Maybe I am looking at this project wrong. It seems that people are more interested in the idea of the preservation kitchen than in the feasibility of it. I guess for me the focus was how do we not only extend the life of the food...but get it into the hands of those who can use it.
And thank you so much for the articles. I love the one on spent grain. That is what made me include pet food as a possible outcome. My friend is a home brewer and she turns her spent grain into dog biscuits and one day she made me biscuits for some of the small mammals that I was fostering.
I actually find what is limiting for me is my own experiences. I live in a multi-cultural urban environment.
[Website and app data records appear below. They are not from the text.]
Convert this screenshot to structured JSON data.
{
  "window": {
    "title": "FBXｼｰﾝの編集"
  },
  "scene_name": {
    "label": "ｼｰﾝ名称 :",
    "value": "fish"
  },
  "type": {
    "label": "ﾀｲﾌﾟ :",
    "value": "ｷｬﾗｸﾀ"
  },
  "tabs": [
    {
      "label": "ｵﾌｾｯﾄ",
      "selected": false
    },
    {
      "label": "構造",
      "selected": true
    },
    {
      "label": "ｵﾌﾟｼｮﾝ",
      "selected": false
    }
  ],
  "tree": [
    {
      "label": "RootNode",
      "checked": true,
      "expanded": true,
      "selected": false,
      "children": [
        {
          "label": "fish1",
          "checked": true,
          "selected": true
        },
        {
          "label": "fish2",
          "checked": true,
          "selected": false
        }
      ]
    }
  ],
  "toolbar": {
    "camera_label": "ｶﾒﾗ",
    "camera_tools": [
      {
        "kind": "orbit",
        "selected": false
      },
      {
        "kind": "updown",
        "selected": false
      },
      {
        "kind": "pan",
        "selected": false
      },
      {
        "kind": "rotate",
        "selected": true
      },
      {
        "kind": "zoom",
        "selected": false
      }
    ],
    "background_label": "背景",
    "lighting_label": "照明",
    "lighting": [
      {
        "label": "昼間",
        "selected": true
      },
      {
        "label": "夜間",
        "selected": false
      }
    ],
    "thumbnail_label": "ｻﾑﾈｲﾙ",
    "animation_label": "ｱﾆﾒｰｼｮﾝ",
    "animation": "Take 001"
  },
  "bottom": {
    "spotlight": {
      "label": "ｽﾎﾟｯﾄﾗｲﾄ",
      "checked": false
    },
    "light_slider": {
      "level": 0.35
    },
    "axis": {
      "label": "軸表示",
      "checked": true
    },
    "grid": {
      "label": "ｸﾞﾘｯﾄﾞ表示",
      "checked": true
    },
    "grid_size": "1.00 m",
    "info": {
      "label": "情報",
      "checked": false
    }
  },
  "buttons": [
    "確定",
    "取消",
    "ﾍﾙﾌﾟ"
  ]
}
I am unsure how these ideas would work in other settings, such as rural America/farm country, or the other bread baskets of the world (the Ukraine, South of France). Would my multi-cultural approach work in a ultra-nationalist location?
Yes, I will work on putting together visuals. I love the article on the public kitchen. Since I posted I have had hour long conversations about pickles I've never heard of. It makes cultural relevance and those "grandmas" more important than ever.
Thank you so much. Anne -Laure gave me a link to a previous Ideo idea which is almost identical to mine. First, I forgot about smoking (another preservation method). I have also learned a lot about pickling over the last 2 days. There is an expert on food preservation here in Brooklyn. She has written several books. I need to contact her to not only get her opinion, but also about time frames for processes.
Do you not think that my first step should be to see if people who run food pantries would find this feasible? It is sort of dependent on a known source of low cost labor.